[EXERCISE REQUIREMENTS]
Whenever a line of the entries below holds the string "почты", copy that line and return it.

[EXERCISE DATA]

________________

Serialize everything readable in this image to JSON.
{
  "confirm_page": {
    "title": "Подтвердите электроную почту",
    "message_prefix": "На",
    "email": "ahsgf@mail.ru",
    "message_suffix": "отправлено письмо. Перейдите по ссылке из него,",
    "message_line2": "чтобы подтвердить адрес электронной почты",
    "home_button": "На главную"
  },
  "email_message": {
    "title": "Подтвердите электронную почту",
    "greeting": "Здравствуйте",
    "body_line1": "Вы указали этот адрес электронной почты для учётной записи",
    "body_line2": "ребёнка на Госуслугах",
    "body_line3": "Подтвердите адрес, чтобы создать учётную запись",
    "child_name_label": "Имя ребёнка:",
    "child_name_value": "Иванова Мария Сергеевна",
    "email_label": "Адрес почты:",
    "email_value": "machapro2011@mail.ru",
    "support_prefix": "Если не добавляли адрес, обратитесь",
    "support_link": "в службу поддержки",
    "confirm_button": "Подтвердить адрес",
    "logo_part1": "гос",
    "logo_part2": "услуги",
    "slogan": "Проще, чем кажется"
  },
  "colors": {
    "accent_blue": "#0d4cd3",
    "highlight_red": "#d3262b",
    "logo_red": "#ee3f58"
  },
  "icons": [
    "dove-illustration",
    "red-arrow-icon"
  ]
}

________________

[WRITTEN SOLUTION]
    "message_line2": "чтобы подтвердить адрес электронной почты",
    "body_line1": "Вы указали этот адрес электронной почты для учётной записи",
    "email_label": "Адрес почты:",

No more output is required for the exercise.